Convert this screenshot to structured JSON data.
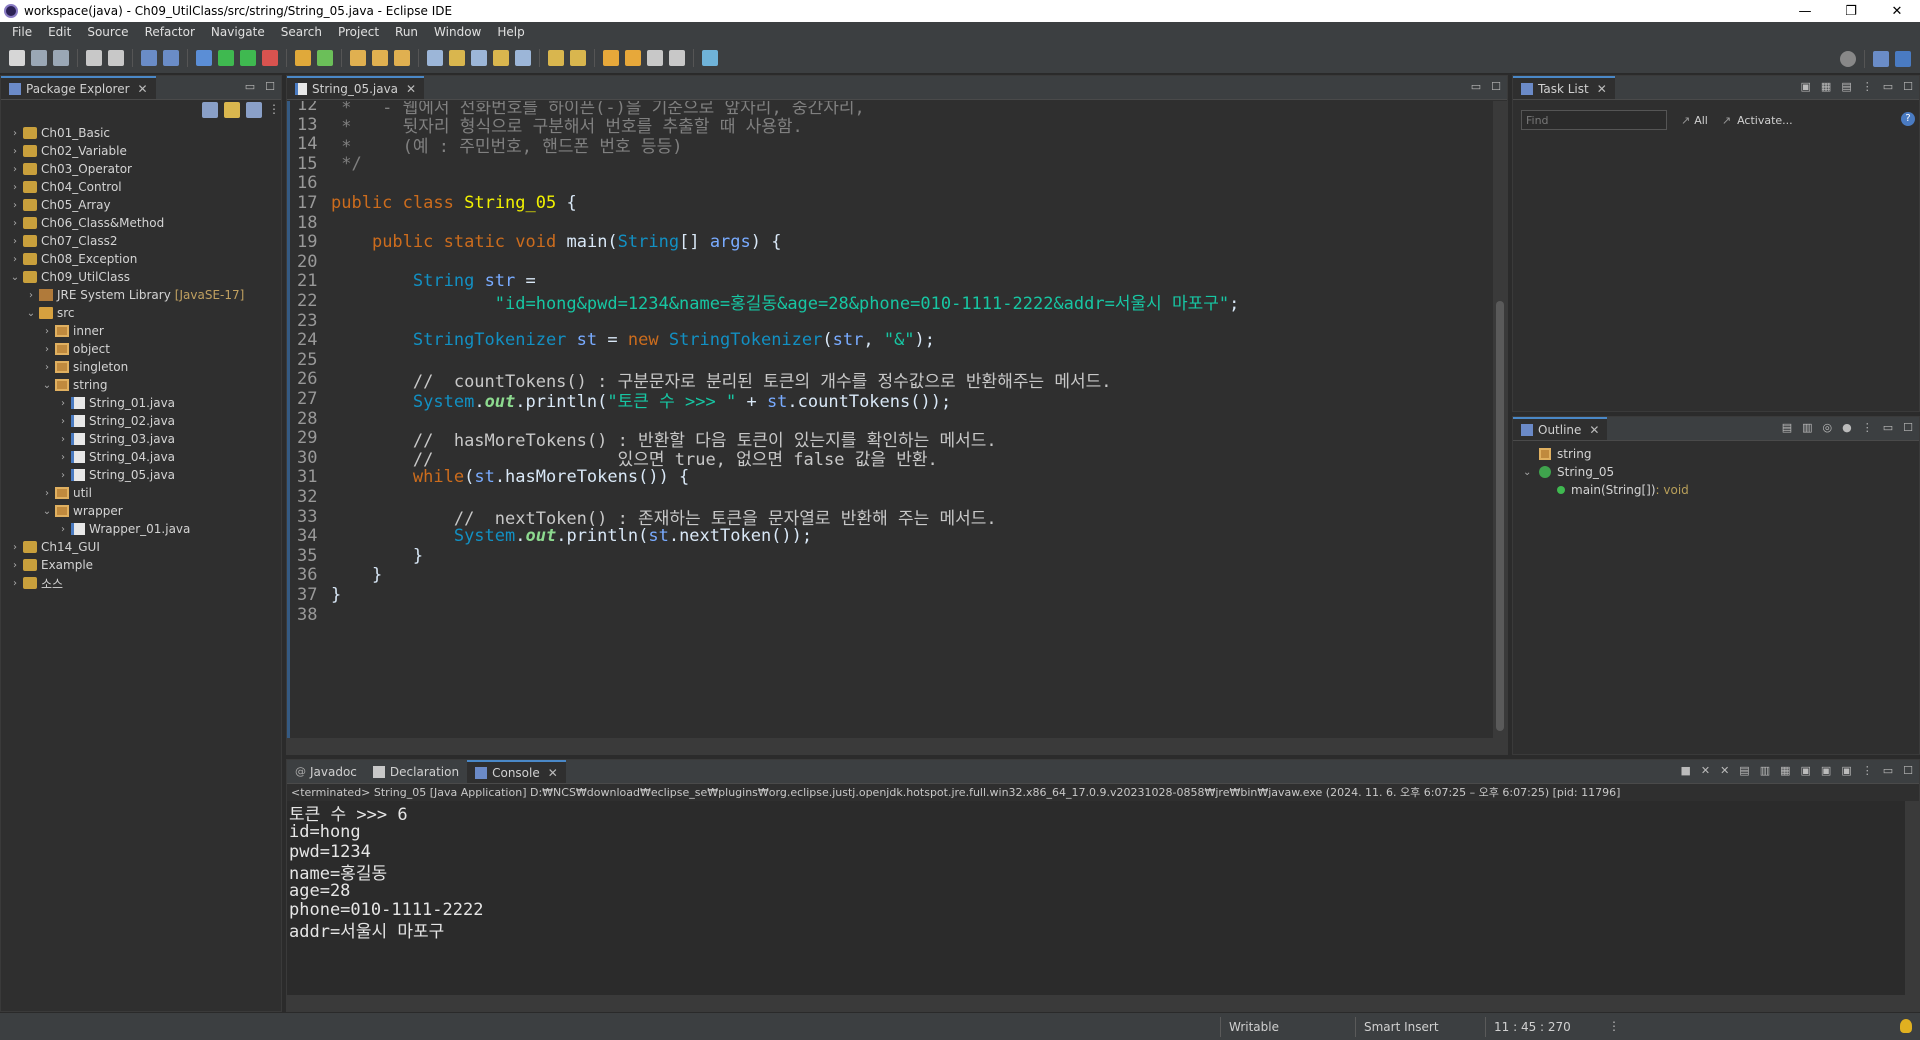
{
  "window": {
    "title": "workspace(java) - Ch09_UtilClass/src/string/String_05.java - Eclipse IDE",
    "minimize": "—",
    "maximize": "❐",
    "close": "✕"
  },
  "menu": [
    "File",
    "Edit",
    "Source",
    "Refactor",
    "Navigate",
    "Search",
    "Project",
    "Run",
    "Window",
    "Help"
  ],
  "package_explorer": {
    "tab_label": "Package Explorer",
    "items": [
      {
        "label": "Ch01_Basic",
        "depth": 0,
        "arrow": "›",
        "icon": "project"
      },
      {
        "label": "Ch02_Variable",
        "depth": 0,
        "arrow": "›",
        "icon": "project"
      },
      {
        "label": "Ch03_Operator",
        "depth": 0,
        "arrow": "›",
        "icon": "project"
      },
      {
        "label": "Ch04_Control",
        "depth": 0,
        "arrow": "›",
        "icon": "project"
      },
      {
        "label": "Ch05_Array",
        "depth": 0,
        "arrow": "›",
        "icon": "project"
      },
      {
        "label": "Ch06_Class&Method",
        "depth": 0,
        "arrow": "›",
        "icon": "project"
      },
      {
        "label": "Ch07_Class2",
        "depth": 0,
        "arrow": "›",
        "icon": "project"
      },
      {
        "label": "Ch08_Exception",
        "depth": 0,
        "arrow": "›",
        "icon": "project"
      },
      {
        "label": "Ch09_UtilClass",
        "depth": 0,
        "arrow": "⌄",
        "icon": "project"
      },
      {
        "label": "JRE System Library",
        "decor": "[JavaSE-17]",
        "depth": 1,
        "arrow": "›",
        "icon": "lib"
      },
      {
        "label": "src",
        "depth": 1,
        "arrow": "⌄",
        "icon": "src"
      },
      {
        "label": "inner",
        "depth": 2,
        "arrow": "›",
        "icon": "pkg"
      },
      {
        "label": "object",
        "depth": 2,
        "arrow": "›",
        "icon": "pkg"
      },
      {
        "label": "singleton",
        "depth": 2,
        "arrow": "›",
        "icon": "pkg"
      },
      {
        "label": "string",
        "depth": 2,
        "arrow": "⌄",
        "icon": "pkg"
      },
      {
        "label": "String_01.java",
        "depth": 3,
        "arrow": "›",
        "icon": "java"
      },
      {
        "label": "String_02.java",
        "depth": 3,
        "arrow": "›",
        "icon": "java"
      },
      {
        "label": "String_03.java",
        "depth": 3,
        "arrow": "›",
        "icon": "java"
      },
      {
        "label": "String_04.java",
        "depth": 3,
        "arrow": "›",
        "icon": "java"
      },
      {
        "label": "String_05.java",
        "depth": 3,
        "arrow": "›",
        "icon": "java"
      },
      {
        "label": "util",
        "depth": 2,
        "arrow": "›",
        "icon": "pkg"
      },
      {
        "label": "wrapper",
        "depth": 2,
        "arrow": "⌄",
        "icon": "pkg"
      },
      {
        "label": "Wrapper_01.java",
        "depth": 3,
        "arrow": "›",
        "icon": "java"
      },
      {
        "label": "Ch14_GUI",
        "depth": 0,
        "arrow": "›",
        "icon": "project"
      },
      {
        "label": "Example",
        "depth": 0,
        "arrow": "›",
        "icon": "project"
      },
      {
        "label": "소스",
        "depth": 0,
        "arrow": "›",
        "icon": "project"
      }
    ]
  },
  "editor": {
    "tab_label": "String_05.java",
    "lines": [
      {
        "n": "12",
        "t": " *   - 웹에서 전화번호를 하이픈(-)을 기준으로 앞자리, 중간자리,"
      },
      {
        "n": "13",
        "t": " *     뒷자리 형식으로 구분해서 번호를 추출할 때 사용함."
      },
      {
        "n": "14",
        "t": " *     (예 : 주민번호, 핸드폰 번호 등등)"
      },
      {
        "n": "15",
        "t": " */"
      },
      {
        "n": "16",
        "t": ""
      },
      {
        "n": "17",
        "t": "public class String_05 {"
      },
      {
        "n": "18",
        "t": ""
      },
      {
        "n": "19",
        "t": "    public static void main(String[] args) {"
      },
      {
        "n": "20",
        "t": ""
      },
      {
        "n": "21",
        "t": "        String str ="
      },
      {
        "n": "22",
        "t": "                \"id=hong&pwd=1234&name=홍길동&age=28&phone=010-1111-2222&addr=서울시 마포구\";"
      },
      {
        "n": "23",
        "t": ""
      },
      {
        "n": "24",
        "t": "        StringTokenizer st = new StringTokenizer(str, \"&\");"
      },
      {
        "n": "25",
        "t": ""
      },
      {
        "n": "26",
        "t": "        //  countTokens() : 구분문자로 분리된 토큰의 개수를 정수값으로 반환해주는 메서드."
      },
      {
        "n": "27",
        "t": "        System.out.println(\"토큰 수 >>> \" + st.countTokens());"
      },
      {
        "n": "28",
        "t": ""
      },
      {
        "n": "29",
        "t": "        //  hasMoreTokens() : 반환할 다음 토큰이 있는지를 확인하는 메서드."
      },
      {
        "n": "30",
        "t": "        //                  있으면 true, 없으면 false 값을 반환."
      },
      {
        "n": "31",
        "t": "        while(st.hasMoreTokens()) {"
      },
      {
        "n": "32",
        "t": ""
      },
      {
        "n": "33",
        "t": "            //  nextToken() : 존재하는 토큰을 문자열로 반환해 주는 메서드."
      },
      {
        "n": "34",
        "t": "            System.out.println(st.nextToken());"
      },
      {
        "n": "35",
        "t": "        }"
      },
      {
        "n": "36",
        "t": "    }"
      },
      {
        "n": "37",
        "t": "}"
      },
      {
        "n": "38",
        "t": ""
      }
    ]
  },
  "task_list": {
    "tab_label": "Task List",
    "find_placeholder": "Find",
    "all_label": "All",
    "activate_label": "Activate..."
  },
  "outline": {
    "tab_label": "Outline",
    "items": [
      {
        "label": "string",
        "depth": 0
      },
      {
        "label": "String_05",
        "depth": 0
      },
      {
        "label": "main(String[])",
        "ret": " : void",
        "depth": 1
      }
    ]
  },
  "console": {
    "tabs": [
      "Javadoc",
      "Declaration",
      "Console"
    ],
    "header": "<terminated> String_05 [Java Application] D:₩NCS₩download₩eclipse_se₩plugins₩org.eclipse.justj.openjdk.hotspot.jre.full.win32.x86_64_17.0.9.v20231028-0858₩jre₩bin₩javaw.exe  (2024. 11. 6. 오후 6:07:25 – 오후 6:07:25) [pid: 11796]",
    "lines": [
      "토큰 수 >>> 6",
      "id=hong",
      "pwd=1234",
      "name=홍길동",
      "age=28",
      "phone=010-1111-2222",
      "addr=서울시 마포구"
    ]
  },
  "status": {
    "writable": "Writable",
    "insert": "Smart Insert",
    "position": "11 : 45 : 270"
  }
}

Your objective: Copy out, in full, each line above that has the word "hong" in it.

Task solution:
        "t": "                \"id=hong&pwd=1234&name=홍길동&age=28&phone=010-1111-2222&addr=서울시 마포구\";"
      "id=hong",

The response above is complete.